C(N)1+8.13p=1(N1)/2(q=13Jq2Arq(p))2N.
U(r,θ)=kD2i4feeik(z1+z2)eiξ/2ξexp[ik(fz1)2ffer2]×q=Jq(m2)[L1(ξ,η)+iL2(ξ,η)],
ξ=kD2(z2f)4ffe,
η=kD2fe[r22qλfeΛrcos(θpΔα)+(qλfeΛ)2]1/2,
limNC(N)0.346dR1.
μq(p)={0;q1,1;q=0,
C(N)=1+(N1)I02N,
C(N,3)0.98×C(N,2),
limNC(N,3)0.97limNC(N,2).
C(N)=1+2p=1(N1)/2[μ(s1(p))]2N,
SN=2Np=1(N1)/2{μ[2R1dsin(pπ2N)]}2,
SN=2Np=1(N1)/2[μ(2R1dsinxp)]2.
Δx=xpxp1=pπ2N(p1)π2N=π2N.
limNSN=4π0π/4[μ(2R1dsinx)]2dx,
S=2dπR102R1/d[μ(s1)]21sin2x(s1)ds1.
S=2dπR101[μ(s1)]21(s1d2R1)2ds1,
S8.13dπR101[q=13Jq2Arq(s1)]21(s1d2R1)2ds1=8.13dπR101/3[q=13Jq2Arq(s1)]21(s1d2R1)2ds1+8.13dπR11/31/2[q=12Jq2Arq(s1)]21(s1d2R1)2ds1+8.13dπR11/21[J12Ar1(s1)]21(s1d2R1)2ds1,
1[s1d/(2R1)]21.
S0.0463×8.13dπR1,
limNC(N)=S0.346dR1.
S0.04631(d2R1)2×8.13dπR1.
CU[1(d2R1)2]1/4CL.

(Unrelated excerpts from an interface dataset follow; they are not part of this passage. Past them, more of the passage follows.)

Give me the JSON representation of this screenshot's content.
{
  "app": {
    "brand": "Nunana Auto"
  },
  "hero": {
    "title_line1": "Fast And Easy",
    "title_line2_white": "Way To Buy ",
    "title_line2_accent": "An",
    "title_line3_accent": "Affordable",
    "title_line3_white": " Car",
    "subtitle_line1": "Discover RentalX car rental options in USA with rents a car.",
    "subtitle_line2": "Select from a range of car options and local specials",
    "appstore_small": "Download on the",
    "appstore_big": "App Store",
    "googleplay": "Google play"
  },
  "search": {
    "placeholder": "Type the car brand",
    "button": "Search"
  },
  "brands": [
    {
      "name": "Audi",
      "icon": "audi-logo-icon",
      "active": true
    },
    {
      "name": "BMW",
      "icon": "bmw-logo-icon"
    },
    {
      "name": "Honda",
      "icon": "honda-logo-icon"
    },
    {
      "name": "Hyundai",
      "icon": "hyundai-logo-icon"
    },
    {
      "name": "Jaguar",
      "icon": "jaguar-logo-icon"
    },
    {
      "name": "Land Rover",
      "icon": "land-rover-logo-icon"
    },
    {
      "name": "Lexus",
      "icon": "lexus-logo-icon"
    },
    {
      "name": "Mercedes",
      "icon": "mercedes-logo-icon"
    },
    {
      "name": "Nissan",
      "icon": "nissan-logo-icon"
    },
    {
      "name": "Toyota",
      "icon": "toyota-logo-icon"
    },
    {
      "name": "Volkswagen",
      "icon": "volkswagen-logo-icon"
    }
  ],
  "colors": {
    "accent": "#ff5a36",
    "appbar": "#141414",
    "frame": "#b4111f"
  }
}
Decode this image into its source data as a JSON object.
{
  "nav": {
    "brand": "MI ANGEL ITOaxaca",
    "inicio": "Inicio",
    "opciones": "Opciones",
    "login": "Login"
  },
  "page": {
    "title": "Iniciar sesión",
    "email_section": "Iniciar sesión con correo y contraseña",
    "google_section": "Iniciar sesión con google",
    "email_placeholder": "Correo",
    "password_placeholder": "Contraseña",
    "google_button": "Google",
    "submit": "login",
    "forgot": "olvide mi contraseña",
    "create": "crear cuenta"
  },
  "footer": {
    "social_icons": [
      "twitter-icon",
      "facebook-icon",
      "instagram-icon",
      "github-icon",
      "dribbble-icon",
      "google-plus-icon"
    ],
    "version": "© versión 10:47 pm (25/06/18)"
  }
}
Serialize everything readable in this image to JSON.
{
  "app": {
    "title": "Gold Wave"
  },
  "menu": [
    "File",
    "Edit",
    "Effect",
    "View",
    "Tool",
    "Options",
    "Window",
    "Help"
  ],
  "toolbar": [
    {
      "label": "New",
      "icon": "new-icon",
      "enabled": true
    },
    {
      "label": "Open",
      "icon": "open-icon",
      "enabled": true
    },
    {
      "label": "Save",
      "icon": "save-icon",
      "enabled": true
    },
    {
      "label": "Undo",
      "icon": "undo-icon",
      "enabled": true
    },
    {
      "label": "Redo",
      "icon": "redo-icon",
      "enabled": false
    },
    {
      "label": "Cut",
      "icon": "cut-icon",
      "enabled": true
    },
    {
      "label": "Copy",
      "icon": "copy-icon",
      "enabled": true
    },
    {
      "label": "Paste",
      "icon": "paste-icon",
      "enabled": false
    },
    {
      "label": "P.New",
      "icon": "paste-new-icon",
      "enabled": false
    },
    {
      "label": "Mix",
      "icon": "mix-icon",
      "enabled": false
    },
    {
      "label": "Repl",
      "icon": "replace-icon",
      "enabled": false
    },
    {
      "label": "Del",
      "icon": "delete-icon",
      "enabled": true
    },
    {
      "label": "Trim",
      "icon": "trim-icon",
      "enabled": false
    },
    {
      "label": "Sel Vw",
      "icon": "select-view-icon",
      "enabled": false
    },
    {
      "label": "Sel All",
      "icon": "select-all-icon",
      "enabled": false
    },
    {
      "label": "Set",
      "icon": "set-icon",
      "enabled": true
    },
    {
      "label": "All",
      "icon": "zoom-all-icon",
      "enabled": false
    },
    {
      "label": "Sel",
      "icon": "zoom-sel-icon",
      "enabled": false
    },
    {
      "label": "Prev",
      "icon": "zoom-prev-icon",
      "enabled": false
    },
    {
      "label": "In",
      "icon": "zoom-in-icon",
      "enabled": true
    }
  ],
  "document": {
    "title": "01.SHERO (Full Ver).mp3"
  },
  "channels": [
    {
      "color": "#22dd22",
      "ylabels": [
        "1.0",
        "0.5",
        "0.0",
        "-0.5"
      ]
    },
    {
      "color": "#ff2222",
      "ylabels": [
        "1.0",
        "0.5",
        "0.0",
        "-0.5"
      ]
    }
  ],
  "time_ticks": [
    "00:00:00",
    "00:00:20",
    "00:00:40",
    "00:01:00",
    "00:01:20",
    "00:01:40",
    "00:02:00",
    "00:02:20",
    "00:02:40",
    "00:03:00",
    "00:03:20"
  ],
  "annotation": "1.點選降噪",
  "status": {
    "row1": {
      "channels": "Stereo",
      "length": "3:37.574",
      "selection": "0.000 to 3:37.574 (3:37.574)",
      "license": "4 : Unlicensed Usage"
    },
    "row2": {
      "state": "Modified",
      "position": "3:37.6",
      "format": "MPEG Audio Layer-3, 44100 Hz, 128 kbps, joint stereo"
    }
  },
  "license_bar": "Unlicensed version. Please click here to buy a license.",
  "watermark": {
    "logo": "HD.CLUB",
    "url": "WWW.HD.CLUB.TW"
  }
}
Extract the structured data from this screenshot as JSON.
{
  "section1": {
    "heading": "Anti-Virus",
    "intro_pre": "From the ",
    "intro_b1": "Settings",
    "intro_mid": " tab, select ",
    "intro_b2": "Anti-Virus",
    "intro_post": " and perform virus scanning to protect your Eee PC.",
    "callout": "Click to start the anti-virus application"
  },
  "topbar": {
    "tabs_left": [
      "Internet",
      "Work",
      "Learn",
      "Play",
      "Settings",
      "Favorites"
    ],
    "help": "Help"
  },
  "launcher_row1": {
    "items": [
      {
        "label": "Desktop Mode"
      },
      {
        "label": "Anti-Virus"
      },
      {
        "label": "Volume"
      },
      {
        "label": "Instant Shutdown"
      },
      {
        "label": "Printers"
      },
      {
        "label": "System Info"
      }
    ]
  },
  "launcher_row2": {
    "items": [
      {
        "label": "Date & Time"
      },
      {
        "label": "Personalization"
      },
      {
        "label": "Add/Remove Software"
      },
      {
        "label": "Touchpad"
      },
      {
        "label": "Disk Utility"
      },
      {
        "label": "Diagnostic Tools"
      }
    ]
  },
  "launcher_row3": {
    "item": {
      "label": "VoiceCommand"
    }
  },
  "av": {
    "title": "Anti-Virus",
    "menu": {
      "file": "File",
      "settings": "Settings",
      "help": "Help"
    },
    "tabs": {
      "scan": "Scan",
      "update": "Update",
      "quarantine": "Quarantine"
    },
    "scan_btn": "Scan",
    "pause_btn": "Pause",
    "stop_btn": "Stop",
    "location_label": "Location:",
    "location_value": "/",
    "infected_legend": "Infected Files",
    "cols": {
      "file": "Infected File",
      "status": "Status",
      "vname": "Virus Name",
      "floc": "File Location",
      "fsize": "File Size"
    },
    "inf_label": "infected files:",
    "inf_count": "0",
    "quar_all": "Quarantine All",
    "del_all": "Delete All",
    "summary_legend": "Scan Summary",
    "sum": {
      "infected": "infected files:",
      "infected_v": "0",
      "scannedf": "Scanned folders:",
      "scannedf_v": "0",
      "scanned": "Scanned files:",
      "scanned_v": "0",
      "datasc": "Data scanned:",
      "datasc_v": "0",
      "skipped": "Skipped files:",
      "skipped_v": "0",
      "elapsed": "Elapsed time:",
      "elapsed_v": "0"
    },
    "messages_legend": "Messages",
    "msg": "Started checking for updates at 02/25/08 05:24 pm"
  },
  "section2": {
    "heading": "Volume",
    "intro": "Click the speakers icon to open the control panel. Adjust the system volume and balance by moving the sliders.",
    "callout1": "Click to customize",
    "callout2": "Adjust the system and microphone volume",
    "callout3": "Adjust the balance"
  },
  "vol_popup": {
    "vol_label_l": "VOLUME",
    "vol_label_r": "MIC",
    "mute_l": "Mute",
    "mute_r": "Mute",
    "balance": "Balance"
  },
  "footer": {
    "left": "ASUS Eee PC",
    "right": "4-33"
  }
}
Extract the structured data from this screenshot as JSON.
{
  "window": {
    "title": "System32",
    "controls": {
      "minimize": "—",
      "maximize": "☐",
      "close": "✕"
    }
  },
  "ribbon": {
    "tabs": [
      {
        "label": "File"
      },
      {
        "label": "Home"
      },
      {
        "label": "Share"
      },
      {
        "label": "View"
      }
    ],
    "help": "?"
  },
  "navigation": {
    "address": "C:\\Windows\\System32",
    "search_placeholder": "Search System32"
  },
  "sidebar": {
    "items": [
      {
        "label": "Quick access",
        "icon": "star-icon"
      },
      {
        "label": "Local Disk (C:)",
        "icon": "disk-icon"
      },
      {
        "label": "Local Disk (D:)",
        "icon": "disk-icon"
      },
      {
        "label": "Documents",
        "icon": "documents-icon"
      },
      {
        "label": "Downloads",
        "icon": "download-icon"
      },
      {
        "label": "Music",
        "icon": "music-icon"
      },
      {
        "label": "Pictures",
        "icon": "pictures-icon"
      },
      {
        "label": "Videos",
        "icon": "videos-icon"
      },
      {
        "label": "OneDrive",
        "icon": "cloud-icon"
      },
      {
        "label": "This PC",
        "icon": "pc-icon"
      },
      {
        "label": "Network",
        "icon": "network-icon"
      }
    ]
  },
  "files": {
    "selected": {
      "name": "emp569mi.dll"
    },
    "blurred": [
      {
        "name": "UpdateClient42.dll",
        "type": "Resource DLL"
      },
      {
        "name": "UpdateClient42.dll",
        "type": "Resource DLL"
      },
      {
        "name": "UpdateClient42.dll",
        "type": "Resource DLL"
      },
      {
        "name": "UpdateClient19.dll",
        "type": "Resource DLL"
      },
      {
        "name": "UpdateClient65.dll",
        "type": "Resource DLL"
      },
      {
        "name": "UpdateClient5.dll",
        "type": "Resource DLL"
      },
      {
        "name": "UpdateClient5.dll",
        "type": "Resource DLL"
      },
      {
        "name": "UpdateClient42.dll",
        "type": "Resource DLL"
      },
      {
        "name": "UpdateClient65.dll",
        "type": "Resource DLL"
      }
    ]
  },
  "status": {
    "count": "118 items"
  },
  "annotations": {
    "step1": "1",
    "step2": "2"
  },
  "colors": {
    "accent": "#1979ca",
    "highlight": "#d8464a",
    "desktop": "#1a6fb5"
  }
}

ΔC=CCLC=1CLC<1CLCU=1[1(d2R1)2]1/4.
dR121(1tΔC)4.

Metrics